Many marginalized people in red states depend on the Democratic Party in ways that privileged people in true blue states don’t need to. We don’t have the luxury of being contemptuous of the Democratic Party for not being as progressive as we might like them to be, because our basic rights are constantly under assault.
There are certainly a number of people who voted for Clinton who appreciate and value Sanders’ critiques of corporate corruption, yet bristle at his disdain for establishment politics, because we depend on them. In many red states, the near-total lack of progressive infrastructure means that the Democratic Party — the establishment — is the only well-funded institution prepared to hold the line against conservative oppression.
A revolution that includes the decimation of establishment politics risks leaving many Democratic voters in red states without any functional defense at all.
That’s why when we see Bernie Sanders declare “the establishment wing of the Democratic Party” an enemy, or see “Sanders Democrats” launch attacks on Democrats like Kamala Harris, it can feel like an attack on the only institution that has had our backs while our rights are under assault.
And it’s no fucking surprise that people who believe choice is negotiable don’t understand why “establishment Democrats” who have stood the line for us, even if imperfectly, are important to us.

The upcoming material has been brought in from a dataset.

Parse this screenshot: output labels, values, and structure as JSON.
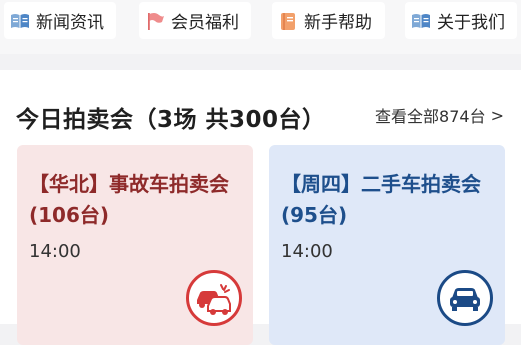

It’s never too early for me to decide, at last, whether Cory Booker or Kamala Harris deserves my ire. Parties are a congeries of ambitions, some of which have aligned with chambers of commerce and what we like to call “Wall Street” to force conservative legislatures into supporting trans rights, and some of which are murmuring about allowing potential candidates to moderate their commitment to reproductive freedom. Yet the official party platform in 2016, which may be meaningless as policy but resonates as a symbol, was the most radical of my lifetime. Similar contradictions existed in the party in 1972 and in 1936. For many people, access to health care is enough.
I have finally accepted that for millions of Americans, the election of Barack Hussein Obama was a radical act: a black man with that name served as president for eight years. Whether he blinked in front of John Boehner during debt ceiling negotiations in 2011 (remember that?) or lacked a coherent policy toward Libya and Syria mattered less than his election. In a development that leaves me uncomfortable, it turns out that Obama’s calculations were correct: he didn’t have to be so liberal because, to quote that awful campaign, his election represented for millions the change we’ve been waiting for.
I don’t like the cut of Booker’s jib, and I know next to nothing about Harris. Let us by all means scrutinize their deeds. But note to self: next time I fight with a college-educated man on social media I’ll remember the people who aren’t. It’s possible that the election of an Obama awakens voters into thinking more is possible, and that even Obama wasn’t enough.